“diet”, whether it be, “I want to lose 10 pounds by March,” or something more long-term such as, “I want to eat better so I can live longer.” Maybe you even considered overhauling completely and going vegan in 2019? Or, even less daunting, just for the month of January? Veganuary is the nonprofit organization spearheading such lifestyle change. This charity is encouraging people worldwide to, yes, go vegan during the first month of the year. The organization’s end goal, of course, is to help people make the switch to an all-vegan “diet” permanently.
What Is Veganuary?
The team at Veganuary is educating people about how adopting a vegan lifestyle can improve personal health as well as help to sustain our environment. Changing your diet is not an easy task, which is why the organization’s team of experts provide those who want to make this change with plenty of help to make the transition as painless as possible. Such tools include meal plans and recipe guides, as well as nutrition tips and other recommendations. The organization even has a book out called, “How to Go Vegan: the Why, the How, and Everything You Need to Make Going Vegan Easy,” which is an even more in-depth resource.
What are some people are doing it
Research says people are motivated to adopt a vegan diet—or at least try it out—for primarily three reasons.
“Going vegan is important for many different reasons, but according to our research, the top three reasons participants take the Veganuary pledge are for personal health, animal welfare, and the environment,” says Veganuary CEO Simon Winch. “Eating vegan is a great way to improve energy and vitality, halve your dietary greenhouse gas emissions, and address animal agriculture—which is one of the biggest contributors to climate change.”
Winch says that Veganuary is expecting over 300,000 people from around the world to participate in this year’s challenge.
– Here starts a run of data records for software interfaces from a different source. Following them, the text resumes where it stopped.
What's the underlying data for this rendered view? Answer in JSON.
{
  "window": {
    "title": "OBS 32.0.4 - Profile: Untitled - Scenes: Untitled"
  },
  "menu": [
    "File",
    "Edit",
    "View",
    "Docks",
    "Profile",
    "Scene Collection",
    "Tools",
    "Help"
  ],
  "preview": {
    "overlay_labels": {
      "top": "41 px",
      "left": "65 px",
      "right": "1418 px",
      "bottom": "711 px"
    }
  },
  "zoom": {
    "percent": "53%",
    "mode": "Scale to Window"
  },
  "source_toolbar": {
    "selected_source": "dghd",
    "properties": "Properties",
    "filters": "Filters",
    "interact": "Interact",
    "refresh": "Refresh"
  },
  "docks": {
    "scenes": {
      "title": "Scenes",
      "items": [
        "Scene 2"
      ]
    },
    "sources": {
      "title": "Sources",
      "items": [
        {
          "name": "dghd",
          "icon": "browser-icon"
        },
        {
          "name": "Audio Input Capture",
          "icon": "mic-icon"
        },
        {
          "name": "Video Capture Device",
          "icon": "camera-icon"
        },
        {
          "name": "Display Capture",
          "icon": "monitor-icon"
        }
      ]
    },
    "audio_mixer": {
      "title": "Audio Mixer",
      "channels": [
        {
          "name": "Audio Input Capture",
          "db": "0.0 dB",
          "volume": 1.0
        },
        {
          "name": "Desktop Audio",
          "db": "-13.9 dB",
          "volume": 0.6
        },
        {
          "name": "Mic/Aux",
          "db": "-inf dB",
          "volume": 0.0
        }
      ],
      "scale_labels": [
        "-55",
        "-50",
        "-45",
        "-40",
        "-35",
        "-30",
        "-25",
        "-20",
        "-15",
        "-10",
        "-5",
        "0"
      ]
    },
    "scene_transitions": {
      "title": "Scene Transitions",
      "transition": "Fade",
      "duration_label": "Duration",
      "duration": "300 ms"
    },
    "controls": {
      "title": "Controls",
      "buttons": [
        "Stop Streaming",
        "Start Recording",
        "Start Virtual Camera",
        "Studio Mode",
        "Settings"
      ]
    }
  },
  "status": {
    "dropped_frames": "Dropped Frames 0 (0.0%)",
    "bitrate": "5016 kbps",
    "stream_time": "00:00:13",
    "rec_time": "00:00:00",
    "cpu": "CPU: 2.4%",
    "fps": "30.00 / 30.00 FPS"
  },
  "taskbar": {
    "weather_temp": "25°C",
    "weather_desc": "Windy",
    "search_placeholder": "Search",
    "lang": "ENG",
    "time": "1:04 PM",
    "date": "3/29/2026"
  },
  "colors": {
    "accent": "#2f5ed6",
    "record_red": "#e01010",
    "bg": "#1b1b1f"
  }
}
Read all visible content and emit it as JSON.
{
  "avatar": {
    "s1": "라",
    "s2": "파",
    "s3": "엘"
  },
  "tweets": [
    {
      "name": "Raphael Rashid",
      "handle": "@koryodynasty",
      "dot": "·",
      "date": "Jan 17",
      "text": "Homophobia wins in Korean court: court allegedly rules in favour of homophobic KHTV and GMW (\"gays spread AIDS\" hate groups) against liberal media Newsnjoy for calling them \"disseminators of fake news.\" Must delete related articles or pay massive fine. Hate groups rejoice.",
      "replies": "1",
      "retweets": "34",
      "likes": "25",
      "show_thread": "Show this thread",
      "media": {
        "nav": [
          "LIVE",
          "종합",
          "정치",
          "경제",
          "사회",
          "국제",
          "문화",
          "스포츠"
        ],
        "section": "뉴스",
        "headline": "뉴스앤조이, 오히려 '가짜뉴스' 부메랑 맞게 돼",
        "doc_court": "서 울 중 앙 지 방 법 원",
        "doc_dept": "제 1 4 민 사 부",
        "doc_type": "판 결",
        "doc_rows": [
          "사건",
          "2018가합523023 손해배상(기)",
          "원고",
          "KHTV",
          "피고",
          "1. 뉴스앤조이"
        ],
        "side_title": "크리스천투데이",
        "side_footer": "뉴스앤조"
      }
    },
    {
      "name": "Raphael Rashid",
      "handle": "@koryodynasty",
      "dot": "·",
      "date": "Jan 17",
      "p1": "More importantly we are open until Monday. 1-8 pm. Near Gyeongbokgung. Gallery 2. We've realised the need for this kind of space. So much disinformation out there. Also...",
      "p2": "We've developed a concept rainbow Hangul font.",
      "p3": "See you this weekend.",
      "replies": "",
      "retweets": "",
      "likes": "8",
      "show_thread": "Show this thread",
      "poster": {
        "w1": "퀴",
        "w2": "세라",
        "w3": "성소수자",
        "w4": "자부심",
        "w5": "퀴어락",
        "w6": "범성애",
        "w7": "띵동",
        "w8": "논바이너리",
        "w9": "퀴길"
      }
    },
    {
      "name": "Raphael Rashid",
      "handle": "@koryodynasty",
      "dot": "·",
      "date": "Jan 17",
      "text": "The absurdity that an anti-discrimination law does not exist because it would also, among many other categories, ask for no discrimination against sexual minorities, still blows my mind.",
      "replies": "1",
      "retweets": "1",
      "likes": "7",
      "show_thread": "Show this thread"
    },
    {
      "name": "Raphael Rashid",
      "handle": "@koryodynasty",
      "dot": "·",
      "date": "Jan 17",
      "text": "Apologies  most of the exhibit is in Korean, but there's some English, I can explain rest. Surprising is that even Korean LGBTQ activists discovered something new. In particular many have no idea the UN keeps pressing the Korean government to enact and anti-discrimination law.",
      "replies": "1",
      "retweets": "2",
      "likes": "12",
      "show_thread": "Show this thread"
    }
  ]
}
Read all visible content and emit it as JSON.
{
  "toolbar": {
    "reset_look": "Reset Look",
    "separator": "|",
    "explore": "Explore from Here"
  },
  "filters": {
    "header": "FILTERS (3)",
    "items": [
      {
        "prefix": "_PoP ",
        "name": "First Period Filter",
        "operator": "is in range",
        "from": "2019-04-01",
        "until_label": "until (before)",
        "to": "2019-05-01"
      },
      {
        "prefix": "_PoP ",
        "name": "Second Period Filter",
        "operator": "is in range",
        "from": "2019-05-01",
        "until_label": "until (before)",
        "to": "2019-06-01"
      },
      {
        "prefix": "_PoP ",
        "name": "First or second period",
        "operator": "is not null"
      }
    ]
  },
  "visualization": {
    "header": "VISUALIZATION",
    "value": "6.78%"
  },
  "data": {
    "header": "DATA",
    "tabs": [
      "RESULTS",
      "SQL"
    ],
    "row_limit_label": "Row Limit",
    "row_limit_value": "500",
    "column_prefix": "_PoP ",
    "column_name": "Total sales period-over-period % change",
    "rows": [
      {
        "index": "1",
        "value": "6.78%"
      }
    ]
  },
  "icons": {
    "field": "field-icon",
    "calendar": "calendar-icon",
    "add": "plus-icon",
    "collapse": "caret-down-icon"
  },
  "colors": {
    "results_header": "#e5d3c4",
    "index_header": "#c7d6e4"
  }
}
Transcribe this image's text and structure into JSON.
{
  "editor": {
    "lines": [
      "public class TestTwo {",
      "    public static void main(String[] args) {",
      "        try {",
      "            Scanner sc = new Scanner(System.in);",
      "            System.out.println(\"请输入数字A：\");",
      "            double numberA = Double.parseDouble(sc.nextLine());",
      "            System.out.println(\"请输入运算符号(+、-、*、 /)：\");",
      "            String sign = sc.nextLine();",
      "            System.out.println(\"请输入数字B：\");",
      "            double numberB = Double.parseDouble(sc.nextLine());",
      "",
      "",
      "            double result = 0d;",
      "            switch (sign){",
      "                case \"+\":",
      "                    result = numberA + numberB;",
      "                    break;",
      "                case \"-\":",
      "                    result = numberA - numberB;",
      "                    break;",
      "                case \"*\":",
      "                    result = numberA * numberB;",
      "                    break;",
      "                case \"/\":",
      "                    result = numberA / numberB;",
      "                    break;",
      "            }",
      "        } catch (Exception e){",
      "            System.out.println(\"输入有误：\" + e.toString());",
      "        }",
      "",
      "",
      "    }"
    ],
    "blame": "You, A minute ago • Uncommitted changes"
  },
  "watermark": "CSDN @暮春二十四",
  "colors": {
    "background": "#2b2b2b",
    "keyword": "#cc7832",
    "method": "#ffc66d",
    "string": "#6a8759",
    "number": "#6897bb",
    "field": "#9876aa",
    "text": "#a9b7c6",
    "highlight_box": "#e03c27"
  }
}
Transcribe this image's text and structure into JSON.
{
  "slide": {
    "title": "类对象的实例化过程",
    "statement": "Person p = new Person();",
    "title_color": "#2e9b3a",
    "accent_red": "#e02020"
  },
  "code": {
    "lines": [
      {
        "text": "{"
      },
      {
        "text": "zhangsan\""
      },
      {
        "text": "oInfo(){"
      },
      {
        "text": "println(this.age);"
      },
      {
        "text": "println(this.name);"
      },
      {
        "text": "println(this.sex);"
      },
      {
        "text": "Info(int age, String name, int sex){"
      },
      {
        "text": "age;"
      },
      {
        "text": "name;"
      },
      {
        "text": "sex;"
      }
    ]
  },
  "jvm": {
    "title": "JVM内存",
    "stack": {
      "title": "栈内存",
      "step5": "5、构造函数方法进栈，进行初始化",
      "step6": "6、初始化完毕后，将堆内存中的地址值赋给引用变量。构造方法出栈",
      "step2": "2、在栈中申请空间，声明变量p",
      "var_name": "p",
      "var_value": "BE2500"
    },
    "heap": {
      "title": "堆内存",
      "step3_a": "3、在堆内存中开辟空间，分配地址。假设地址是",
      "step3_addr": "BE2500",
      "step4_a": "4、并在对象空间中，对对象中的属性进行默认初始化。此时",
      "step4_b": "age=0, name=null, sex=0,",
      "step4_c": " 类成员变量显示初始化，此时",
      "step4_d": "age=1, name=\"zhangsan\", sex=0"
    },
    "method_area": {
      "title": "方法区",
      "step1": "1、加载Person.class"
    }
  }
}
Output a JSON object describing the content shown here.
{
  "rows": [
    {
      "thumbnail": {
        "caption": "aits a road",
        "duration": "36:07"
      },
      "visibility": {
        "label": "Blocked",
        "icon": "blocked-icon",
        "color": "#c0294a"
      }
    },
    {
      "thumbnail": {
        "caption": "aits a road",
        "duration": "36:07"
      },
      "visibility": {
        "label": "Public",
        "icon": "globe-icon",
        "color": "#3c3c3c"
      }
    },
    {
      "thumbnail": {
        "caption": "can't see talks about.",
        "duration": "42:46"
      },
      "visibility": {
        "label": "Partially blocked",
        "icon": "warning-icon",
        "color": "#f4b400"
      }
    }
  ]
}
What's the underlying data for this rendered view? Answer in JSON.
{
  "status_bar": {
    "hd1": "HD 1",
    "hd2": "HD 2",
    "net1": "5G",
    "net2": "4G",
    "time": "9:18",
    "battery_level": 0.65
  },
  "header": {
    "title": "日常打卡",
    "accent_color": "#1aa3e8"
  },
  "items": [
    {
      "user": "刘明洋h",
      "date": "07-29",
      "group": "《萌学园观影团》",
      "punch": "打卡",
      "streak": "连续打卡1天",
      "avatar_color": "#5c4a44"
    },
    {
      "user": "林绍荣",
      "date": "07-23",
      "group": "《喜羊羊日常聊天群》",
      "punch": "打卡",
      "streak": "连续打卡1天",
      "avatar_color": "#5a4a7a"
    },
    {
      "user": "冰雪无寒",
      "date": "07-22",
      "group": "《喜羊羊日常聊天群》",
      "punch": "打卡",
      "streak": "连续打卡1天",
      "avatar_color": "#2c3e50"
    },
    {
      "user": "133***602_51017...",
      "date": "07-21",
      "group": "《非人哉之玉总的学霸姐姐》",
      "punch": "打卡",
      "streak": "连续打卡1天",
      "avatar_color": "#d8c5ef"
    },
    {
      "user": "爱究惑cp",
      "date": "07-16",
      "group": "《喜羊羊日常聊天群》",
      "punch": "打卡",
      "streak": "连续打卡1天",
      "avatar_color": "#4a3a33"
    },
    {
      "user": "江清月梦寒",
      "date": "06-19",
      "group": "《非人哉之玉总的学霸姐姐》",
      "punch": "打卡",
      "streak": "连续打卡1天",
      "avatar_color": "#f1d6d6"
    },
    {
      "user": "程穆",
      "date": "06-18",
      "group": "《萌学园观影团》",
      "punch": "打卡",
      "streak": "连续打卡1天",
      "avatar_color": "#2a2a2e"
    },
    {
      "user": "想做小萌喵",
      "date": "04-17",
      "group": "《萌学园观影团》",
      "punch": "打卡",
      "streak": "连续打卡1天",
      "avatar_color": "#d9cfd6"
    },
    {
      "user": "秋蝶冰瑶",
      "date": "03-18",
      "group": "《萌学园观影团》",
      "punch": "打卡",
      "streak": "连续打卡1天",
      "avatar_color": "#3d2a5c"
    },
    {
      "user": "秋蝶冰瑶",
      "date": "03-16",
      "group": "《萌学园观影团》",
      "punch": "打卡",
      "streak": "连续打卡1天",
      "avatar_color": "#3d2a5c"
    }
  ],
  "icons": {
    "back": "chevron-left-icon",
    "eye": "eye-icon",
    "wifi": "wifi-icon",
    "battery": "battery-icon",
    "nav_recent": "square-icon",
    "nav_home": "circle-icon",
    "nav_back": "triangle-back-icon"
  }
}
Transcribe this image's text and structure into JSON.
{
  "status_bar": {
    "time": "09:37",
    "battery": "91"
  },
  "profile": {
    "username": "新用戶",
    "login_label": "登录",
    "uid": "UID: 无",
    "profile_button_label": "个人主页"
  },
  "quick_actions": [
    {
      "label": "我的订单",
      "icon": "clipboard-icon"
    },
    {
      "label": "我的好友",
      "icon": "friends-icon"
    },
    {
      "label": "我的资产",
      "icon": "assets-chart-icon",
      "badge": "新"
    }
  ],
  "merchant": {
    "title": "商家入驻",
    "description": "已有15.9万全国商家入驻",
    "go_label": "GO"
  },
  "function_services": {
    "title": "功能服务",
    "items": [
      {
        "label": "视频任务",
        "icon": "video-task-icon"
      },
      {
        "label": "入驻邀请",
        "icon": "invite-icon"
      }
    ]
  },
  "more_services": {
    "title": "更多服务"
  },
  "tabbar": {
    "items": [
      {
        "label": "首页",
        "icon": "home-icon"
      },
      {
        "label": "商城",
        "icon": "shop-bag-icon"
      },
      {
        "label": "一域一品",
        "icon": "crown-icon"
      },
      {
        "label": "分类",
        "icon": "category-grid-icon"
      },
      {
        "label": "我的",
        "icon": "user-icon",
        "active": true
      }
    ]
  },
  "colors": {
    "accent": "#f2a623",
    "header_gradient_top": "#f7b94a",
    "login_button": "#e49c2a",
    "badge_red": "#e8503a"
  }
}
Other survey results showed that 62 percent of respondents said they intended to continue following a vegan lifestyle after January, too. Another 82 percent said going vegan was not as difficult as they anticipated.
What exactly does going vegan entail
In case you need a refresher, there is a difference between vegan and vegetarian. According to the Vegan Society, “Veganism is a way of living which seeks to exclude, as far as is possible and practicable, all forms of exploitation of, and cruelty to, animals for food, clothing, or any other purpose.” A vegetarian, on the other hand, avoids eating animals, but may still opt for their by-products such as eggs, milk, and cheese.
What are the health benefits of going vegan
Sharon Palmer, RDN and founder of the food blog, The Plant-Powered Dietitian advises that there is research on how switching to a vegan diet is linked to a decreased risk of chronic conditions such as Type 2 diabetes, cancer, and hypertension, to name a few. Palmer says this is because, “a vegan diet is rich in all of the ‘good’ stuff like vitamins, minerals, fibers, healthy fats, and antioxidants, and low in all of the things we must watch out for, such as saturated fat, cholesterol, and toxins related to the processing of meats.”
How can I start
You can take the pledge on the Veganuary site so you can kick-off this new journey. Who knows: you might decide to keep it up long past this month!